“I think these are the most negative lyrics so far. There’s not a glimmer of hope on this one. When the album title came up it sort of made everything worse,” says Schau.
If it’s not anger, it’s sadness, like in the morose ‘Her Last Song’, where Schau sings “She’s not afraid of dying / Everything she loved is gone / Her only left connection to life is a forgotten song” and almost croons “There will never be another you and me” in the song’s chorus.
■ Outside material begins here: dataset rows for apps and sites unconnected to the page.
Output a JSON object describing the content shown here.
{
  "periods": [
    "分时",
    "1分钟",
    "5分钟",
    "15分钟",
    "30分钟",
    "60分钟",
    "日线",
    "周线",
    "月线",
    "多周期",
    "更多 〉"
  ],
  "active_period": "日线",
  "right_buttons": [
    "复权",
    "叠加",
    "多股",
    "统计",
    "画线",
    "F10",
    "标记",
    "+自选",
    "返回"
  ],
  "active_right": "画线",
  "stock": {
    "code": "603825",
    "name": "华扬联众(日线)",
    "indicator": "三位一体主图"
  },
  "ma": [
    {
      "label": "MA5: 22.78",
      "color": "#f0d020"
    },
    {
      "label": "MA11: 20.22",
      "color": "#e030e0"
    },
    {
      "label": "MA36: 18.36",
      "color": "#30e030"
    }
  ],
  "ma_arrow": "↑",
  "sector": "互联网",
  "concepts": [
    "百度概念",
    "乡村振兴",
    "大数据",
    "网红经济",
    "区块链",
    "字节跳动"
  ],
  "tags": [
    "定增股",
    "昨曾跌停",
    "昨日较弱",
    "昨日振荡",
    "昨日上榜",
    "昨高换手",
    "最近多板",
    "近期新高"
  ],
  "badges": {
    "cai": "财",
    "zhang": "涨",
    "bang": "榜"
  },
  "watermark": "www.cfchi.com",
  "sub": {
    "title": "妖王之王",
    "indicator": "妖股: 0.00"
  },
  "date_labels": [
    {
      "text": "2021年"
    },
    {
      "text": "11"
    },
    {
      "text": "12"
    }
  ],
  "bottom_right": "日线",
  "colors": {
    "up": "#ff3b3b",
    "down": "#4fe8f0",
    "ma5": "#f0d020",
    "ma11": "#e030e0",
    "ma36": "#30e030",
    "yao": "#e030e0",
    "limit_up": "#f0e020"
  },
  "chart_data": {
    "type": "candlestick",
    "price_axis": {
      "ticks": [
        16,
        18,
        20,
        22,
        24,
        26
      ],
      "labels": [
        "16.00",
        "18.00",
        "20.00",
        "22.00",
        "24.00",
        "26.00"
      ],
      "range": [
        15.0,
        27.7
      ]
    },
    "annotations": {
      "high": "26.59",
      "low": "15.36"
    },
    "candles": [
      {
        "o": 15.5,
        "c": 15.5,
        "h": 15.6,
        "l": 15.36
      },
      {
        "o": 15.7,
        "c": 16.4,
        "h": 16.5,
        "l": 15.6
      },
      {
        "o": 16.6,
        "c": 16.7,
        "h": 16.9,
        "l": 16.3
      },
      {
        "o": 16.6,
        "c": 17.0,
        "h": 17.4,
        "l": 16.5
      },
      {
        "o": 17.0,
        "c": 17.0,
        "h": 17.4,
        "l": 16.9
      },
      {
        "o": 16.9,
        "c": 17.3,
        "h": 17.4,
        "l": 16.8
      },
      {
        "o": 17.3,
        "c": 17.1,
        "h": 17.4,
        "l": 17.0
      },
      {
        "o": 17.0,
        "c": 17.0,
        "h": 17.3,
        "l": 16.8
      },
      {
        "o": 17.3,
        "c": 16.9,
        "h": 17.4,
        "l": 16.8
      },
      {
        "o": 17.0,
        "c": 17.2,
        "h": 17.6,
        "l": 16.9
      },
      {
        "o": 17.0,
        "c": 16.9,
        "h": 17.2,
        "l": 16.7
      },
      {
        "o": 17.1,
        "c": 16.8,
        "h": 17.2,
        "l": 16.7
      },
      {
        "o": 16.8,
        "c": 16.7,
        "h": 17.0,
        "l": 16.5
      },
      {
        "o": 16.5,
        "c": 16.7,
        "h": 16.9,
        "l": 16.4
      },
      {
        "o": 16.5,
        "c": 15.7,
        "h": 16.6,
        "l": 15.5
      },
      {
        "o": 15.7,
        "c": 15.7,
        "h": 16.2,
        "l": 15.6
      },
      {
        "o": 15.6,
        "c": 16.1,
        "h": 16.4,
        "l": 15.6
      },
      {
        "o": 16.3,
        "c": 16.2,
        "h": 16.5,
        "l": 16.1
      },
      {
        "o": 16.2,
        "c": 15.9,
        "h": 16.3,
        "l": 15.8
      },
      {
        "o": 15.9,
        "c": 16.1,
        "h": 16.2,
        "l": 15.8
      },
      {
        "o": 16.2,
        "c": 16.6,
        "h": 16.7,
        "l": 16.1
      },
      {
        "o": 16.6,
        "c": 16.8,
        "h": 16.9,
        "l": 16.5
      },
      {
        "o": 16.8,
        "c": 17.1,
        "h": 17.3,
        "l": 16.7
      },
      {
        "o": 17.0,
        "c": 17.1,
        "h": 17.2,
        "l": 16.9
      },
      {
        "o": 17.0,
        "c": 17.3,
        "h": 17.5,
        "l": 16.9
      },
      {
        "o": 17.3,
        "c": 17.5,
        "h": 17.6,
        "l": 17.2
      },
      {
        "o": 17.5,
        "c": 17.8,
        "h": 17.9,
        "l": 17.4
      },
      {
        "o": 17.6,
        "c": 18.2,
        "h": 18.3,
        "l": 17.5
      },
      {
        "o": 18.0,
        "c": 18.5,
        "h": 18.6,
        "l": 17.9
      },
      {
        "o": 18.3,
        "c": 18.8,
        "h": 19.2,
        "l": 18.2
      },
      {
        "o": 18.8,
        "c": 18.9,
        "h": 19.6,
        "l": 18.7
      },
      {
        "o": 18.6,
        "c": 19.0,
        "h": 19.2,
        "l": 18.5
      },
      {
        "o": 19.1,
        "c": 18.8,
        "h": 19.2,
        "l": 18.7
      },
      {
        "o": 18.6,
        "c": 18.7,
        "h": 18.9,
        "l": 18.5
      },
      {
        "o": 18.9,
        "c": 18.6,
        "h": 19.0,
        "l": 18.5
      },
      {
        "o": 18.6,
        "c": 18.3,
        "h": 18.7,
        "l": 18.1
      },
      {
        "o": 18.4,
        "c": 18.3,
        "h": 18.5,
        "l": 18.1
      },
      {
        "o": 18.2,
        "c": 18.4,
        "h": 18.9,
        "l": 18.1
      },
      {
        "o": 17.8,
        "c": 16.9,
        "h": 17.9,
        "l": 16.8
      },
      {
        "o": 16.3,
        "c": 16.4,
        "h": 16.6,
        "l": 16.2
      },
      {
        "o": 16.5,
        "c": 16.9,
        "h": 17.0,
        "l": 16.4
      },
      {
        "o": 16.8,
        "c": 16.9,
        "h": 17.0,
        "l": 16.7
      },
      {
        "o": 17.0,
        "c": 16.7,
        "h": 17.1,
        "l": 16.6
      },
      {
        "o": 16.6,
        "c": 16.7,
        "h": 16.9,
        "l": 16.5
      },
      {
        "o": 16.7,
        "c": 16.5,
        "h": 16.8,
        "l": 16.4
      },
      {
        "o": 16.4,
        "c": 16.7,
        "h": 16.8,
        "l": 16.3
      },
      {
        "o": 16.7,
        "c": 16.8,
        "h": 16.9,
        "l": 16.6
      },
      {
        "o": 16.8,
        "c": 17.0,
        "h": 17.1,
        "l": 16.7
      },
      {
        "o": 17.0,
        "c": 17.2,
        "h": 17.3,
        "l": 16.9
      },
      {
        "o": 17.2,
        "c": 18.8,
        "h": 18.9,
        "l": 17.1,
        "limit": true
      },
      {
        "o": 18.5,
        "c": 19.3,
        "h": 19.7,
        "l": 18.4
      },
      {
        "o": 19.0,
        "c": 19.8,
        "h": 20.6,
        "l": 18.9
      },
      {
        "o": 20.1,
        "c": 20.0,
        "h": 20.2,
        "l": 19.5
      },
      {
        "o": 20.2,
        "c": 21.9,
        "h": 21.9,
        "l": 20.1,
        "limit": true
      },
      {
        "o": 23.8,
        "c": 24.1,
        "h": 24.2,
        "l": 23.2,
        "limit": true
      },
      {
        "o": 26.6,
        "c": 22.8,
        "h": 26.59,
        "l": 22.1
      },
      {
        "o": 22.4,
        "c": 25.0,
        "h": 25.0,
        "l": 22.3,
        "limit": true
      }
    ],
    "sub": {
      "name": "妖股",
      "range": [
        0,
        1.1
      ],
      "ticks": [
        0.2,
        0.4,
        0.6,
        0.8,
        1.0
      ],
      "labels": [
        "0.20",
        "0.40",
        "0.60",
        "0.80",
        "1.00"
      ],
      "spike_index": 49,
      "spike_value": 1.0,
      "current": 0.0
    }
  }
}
Although the band’s beginnings were unconventional, with Schau getting the others to play unfamiliar instruments on the recording of their first single, they now know exactly how they work best. “When I write songs, I know what the other guys can do, because we play together so much and we’ve done so many records now,” Schau says. Ahead of the recording at Roar Nilsen’s Nabolaget studio in Oslo, the band thrashed things out during a week in the town of Horten. After this everybody knew what needed to be done. “You know what pieces you have to put into the puzzle,” Schau says.
The situation Schau now finds himself is not too far off his life 20-odd years ago. Once involved in numerous and various bands (Gartnerlosjen, The Cumshots, the iconic appliance-bashing trio Hurra Torpedo), TV shows as both writer and performer (Dag, Team Antonsen) and countless other projects, The Dogs is now his main focus alongside his podcasts.
“I’ve had to turn down a lot of jobs for next year because I know I won’t be able to do it because of the band. I’m living the same life as I did in 1994. I’m only doing radio and the band – and I’m making the same amount of money. It’s very strange,” he says.
The level of intensity and commitment he and the others will experience is something they’ve all been working towards for a long time. “Normally this doesn’t happen for people my age, but it’s fun. It’s what I’ve wanted since I was 16, really. It’s what we’ve all wanted,” he says. “It’s kind of weird because normally bands come to this stage when they’re in their early or mid-20s. I’m approaching 50. It’s a very weird situation.”
Don’t think that their most hectic year will see them buckling under the strain of the touring, either. Plans are being made beyond 2018, too. “If this works out the way I want it, it’ll probably be another eight years and I’ll be 55,” Schau says. On schedule, The Dogs will release their seventh record in January 2019 and soon after that will be their tenth anniversary. Schau is already preparing to mark both events. “This needs to go on, because I’ve made big plans!” he says. All that can wait. For now, it’s time to bring The Grief Manual into the world.
Authored by Luke Slater.